I chose to lose this battle in hopes of getting them off my back. I had to swallow my pride. I had to give up the idea of putting them in their place about the homeschooling law, even if they are just gathering extra information to get more money for their school district, or some other seemingly innocent idea. But I am ready. If for some reason they feel the need to ask for anything else I will get aggressive and let them know I have legal council who has advised me not to provide any more information. Back off.

Still, I may give Miss Short Straw a call to let her know the school website’s page on homeschooling has information and requirements on there coming from an old statute, and that what they have on there currently doesn’t fall within the Virginia state law. In a totally nice and non-confrontational way of course. Because I still have that desire to win…

*The reason they want the birth date could be as simple as wanting to know if the child truly falls within the age limits of compulsory attendance. It could also be a way to determine if that child is on the track they have deemed appropriate for education. This is where battles are usually fought with school systems and homeschoolers. The school system thinks your child should be learning a, b and c in the second grade, but you, as the child’s caregiver who intimately knows the brain of this child and the one who ultimately has control over your child thinks he should be learning c, a little bit of b and x. Who is right? (And don’t even get started with me here. If you think the government should be in control of a child’s education please just lose this battle, like I had to above, and do not respond. Thankyouverymuch)

Advertisements

3 thoughts on “Picking battles

  1. I have a hard time with issues like this (well, not specifically homeschooling…yet), because I’m a rule-follower and expect others to be as well. I’ll follow the law, but you should, too. But in the end, this is a rather small battle, and giving up on it is not the same as giving up on the war.
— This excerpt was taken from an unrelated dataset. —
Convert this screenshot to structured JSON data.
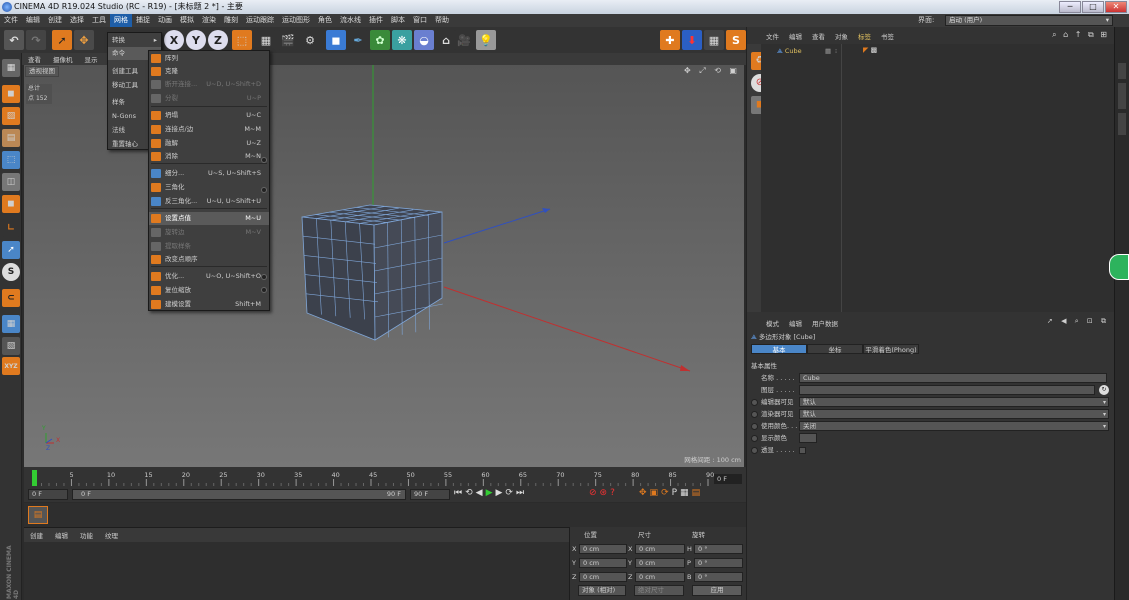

  2. interesting. hmm.
    i am sure you found it pretty dang easy to homeschool in alabama since there are few standards.
    and you are right that the homeschool legal defense people are pretty stout. doesn’t it cost like $1000 to join it though? or do you opt for annual dues?

Leave a Reply

Fill in your details below or click an icon to log in:

WordPress.com Logo

You are commenting using your WordPress.com account. Log Out / Change )

Twitter picture

You are commenting using your Twitter account. Log Out / Change )

Facebook photo

You are commenting using your Facebook account. Log Out / Change )

Google+ photo

You are commenting using your Google+ account. Log Out / Change )

Connecting to %s